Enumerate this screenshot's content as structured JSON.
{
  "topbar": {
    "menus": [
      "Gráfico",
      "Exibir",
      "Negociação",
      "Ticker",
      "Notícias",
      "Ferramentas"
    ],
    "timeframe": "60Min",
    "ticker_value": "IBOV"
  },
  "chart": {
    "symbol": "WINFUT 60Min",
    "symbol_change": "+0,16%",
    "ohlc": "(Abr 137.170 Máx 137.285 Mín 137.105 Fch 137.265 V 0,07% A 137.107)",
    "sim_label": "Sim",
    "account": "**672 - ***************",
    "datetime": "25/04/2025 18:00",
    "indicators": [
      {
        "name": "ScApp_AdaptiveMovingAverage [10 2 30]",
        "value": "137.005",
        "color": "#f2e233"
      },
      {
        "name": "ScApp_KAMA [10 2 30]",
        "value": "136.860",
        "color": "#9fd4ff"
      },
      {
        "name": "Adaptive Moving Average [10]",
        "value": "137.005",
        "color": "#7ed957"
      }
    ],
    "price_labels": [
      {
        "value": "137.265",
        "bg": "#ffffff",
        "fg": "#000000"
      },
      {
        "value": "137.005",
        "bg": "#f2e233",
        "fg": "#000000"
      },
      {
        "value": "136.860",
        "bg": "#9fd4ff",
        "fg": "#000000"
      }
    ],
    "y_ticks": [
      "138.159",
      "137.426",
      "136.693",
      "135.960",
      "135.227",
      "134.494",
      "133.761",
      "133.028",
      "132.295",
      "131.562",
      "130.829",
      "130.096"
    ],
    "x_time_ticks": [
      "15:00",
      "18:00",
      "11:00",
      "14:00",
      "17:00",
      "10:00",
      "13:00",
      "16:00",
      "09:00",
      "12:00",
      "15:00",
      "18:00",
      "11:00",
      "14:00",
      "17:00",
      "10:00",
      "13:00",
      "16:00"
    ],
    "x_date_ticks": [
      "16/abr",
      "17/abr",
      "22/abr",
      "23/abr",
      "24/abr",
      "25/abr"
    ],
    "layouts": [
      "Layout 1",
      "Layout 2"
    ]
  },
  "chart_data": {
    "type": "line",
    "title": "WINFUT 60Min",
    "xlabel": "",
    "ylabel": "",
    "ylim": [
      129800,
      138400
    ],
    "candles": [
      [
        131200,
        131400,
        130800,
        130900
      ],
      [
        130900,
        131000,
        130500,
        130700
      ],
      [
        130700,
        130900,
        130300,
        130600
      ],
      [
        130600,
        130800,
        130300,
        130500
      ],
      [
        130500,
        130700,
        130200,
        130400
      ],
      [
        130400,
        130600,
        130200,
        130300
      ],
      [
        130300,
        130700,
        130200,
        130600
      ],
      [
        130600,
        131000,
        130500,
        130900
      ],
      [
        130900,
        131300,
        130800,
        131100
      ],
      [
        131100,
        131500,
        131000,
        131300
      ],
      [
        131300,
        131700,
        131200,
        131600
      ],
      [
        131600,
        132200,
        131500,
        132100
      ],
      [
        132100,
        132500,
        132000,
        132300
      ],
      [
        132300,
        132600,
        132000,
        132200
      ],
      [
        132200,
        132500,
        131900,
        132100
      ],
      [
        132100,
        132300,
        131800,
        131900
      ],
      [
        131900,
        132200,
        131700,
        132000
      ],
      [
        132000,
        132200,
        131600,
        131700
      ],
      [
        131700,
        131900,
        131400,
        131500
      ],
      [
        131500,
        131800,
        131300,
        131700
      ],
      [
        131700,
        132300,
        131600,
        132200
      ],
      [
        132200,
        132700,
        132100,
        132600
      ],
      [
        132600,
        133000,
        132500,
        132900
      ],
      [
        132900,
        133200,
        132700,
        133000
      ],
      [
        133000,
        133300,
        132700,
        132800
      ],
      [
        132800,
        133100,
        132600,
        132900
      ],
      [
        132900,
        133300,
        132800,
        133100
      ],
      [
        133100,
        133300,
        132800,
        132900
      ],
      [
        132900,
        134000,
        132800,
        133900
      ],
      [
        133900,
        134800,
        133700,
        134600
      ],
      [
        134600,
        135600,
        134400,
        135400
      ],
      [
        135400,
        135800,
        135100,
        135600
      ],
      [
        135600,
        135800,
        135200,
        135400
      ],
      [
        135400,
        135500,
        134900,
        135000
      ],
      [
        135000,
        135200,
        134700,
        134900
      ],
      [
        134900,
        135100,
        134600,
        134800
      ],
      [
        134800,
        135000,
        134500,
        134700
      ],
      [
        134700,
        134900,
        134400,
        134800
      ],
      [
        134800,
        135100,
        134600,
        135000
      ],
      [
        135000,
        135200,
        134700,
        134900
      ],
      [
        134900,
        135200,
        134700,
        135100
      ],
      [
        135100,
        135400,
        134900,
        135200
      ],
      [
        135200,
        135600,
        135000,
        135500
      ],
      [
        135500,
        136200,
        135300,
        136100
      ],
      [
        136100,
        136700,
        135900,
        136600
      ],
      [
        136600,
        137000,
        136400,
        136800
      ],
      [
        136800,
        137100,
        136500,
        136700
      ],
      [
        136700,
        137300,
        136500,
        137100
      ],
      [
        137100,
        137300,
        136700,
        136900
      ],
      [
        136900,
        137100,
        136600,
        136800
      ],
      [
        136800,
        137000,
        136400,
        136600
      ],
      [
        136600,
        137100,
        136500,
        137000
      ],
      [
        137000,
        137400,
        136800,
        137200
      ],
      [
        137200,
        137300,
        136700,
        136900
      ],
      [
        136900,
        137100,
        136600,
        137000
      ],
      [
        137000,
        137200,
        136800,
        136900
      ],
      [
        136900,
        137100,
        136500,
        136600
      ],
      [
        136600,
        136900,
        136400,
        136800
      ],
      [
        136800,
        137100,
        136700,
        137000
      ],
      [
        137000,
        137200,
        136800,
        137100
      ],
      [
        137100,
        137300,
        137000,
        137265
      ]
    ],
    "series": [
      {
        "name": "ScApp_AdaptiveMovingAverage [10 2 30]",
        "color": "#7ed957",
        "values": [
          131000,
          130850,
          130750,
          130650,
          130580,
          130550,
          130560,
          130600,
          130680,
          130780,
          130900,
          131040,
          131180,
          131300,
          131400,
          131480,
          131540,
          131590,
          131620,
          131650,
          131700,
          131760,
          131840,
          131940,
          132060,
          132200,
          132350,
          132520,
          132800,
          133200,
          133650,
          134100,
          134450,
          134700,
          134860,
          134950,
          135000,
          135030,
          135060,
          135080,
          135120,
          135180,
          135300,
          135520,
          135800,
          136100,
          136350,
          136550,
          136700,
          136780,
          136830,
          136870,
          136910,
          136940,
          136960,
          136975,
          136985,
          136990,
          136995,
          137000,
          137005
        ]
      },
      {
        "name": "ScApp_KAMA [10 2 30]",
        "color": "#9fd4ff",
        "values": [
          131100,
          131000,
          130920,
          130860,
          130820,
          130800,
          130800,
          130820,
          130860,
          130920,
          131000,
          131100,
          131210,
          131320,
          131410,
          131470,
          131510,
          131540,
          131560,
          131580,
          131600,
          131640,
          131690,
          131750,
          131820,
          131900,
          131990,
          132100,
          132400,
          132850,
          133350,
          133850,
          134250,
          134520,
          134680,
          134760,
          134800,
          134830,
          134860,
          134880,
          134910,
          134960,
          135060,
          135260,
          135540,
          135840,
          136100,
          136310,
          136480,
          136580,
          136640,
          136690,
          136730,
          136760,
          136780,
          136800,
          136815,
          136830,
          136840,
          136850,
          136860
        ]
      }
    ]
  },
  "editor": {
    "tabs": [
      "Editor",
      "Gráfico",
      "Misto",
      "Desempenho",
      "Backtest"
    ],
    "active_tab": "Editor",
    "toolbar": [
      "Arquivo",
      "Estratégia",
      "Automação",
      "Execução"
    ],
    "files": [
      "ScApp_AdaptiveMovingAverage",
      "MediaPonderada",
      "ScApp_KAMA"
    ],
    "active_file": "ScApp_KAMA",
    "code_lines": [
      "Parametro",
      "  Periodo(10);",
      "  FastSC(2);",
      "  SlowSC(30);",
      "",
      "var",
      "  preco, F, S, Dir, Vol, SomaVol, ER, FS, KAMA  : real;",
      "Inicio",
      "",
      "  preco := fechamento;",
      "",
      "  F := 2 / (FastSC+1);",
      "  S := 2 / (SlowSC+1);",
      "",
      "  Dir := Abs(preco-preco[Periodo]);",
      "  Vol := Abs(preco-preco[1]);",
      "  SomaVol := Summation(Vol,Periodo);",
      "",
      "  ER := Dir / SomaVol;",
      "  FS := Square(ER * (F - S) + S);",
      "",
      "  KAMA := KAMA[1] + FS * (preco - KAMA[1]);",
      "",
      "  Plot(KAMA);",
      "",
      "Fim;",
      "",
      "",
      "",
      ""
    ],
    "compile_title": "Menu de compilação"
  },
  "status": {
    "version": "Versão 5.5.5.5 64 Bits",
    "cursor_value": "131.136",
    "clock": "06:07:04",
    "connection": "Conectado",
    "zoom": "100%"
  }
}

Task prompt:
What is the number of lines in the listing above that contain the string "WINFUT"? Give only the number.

Response:
2